> **WHAT YOU WILL DO**
Nothing but the pictures should be left out when you copy the records exactly.

# # # #

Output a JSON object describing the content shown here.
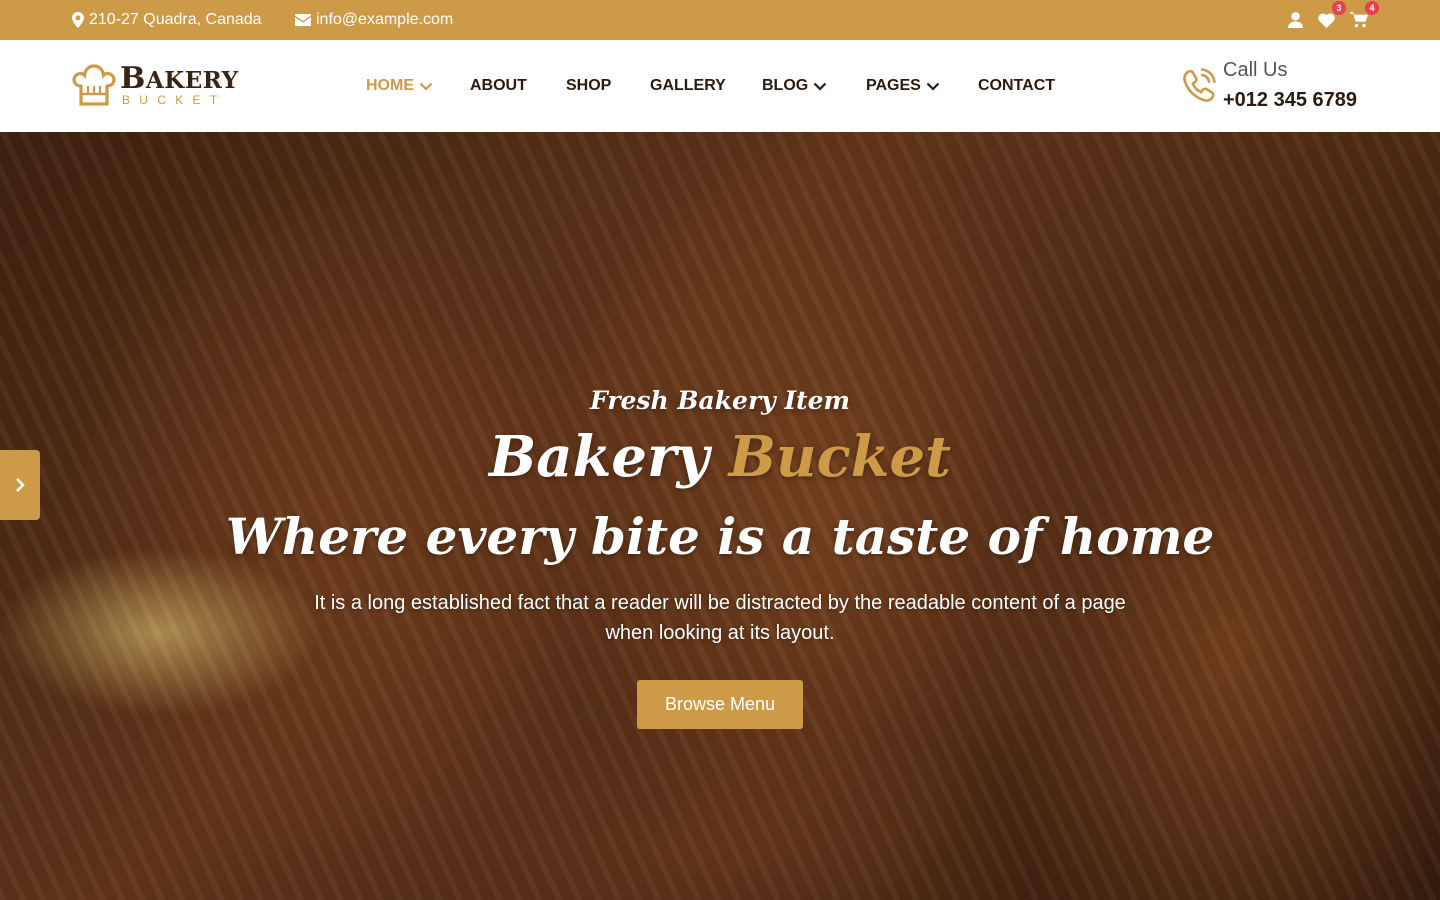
{
  "colors": {
    "accent": "#CD9A48",
    "dark": "#2B1A10",
    "badge": "#E8404F"
  },
  "topbar": {
    "address": "210-27 Quadra, Canada",
    "email": "info@example.com",
    "wishlist_count": "3",
    "cart_count": "4",
    "icons": [
      "map-pin-icon",
      "envelope-icon",
      "user-icon",
      "heart-icon",
      "cart-icon"
    ]
  },
  "logo": {
    "word_first": "B",
    "word_rest": "AKERY",
    "sub": "BUCKET"
  },
  "nav": {
    "home": "HOME",
    "about": "ABOUT",
    "shop": "SHOP",
    "gallery": "GALLERY",
    "blog": "BLOG",
    "pages": "PAGES",
    "contact": "CONTACT",
    "active": "home"
  },
  "call": {
    "label": "Call Us",
    "number": "+012 345 6789"
  },
  "hero": {
    "eyebrow": "Fresh Bakery Item",
    "title_plain": "Bakery",
    "title_accent": "Bucket",
    "subtitle": "Where every bite is a taste of home",
    "paragraph": "It is a long established fact that a reader will be distracted by the readable content of a page when looking at its layout.",
    "button": "Browse Menu"
  }
}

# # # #

> **TASK ANSWER**
Output a JSON object describing the content shown here.
{
  "colors": {
    "accent": "#CD9A48",
    "dark": "#2B1A10",
    "badge": "#E8404F"
  },
  "topbar": {
    "address": "210-27 Quadra, Canada",
    "email": "info@example.com",
    "wishlist_count": "3",
    "cart_count": "4",
    "icons": [
      "map-pin-icon",
      "envelope-icon",
      "user-icon",
      "heart-icon",
      "cart-icon"
    ]
  },
  "logo": {
    "word_first": "B",
    "word_rest": "AKERY",
    "sub": "BUCKET"
  },
  "nav": {
    "home": "HOME",
    "about": "ABOUT",
    "shop": "SHOP",
    "gallery": "GALLERY",
    "blog": "BLOG",
    "pages": "PAGES",
    "contact": "CONTACT",
    "active": "home"
  },
  "call": {
    "label": "Call Us",
    "number": "+012 345 6789"
  },
  "hero": {
    "eyebrow": "Fresh Bakery Item",
    "title_plain": "Bakery",
    "title_accent": "Bucket",
    "subtitle": "Where every bite is a taste of home",
    "paragraph": "It is a long established fact that a reader will be distracted by the readable content of a page when looking at its layout.",
    "button": "Browse Menu"
  }
}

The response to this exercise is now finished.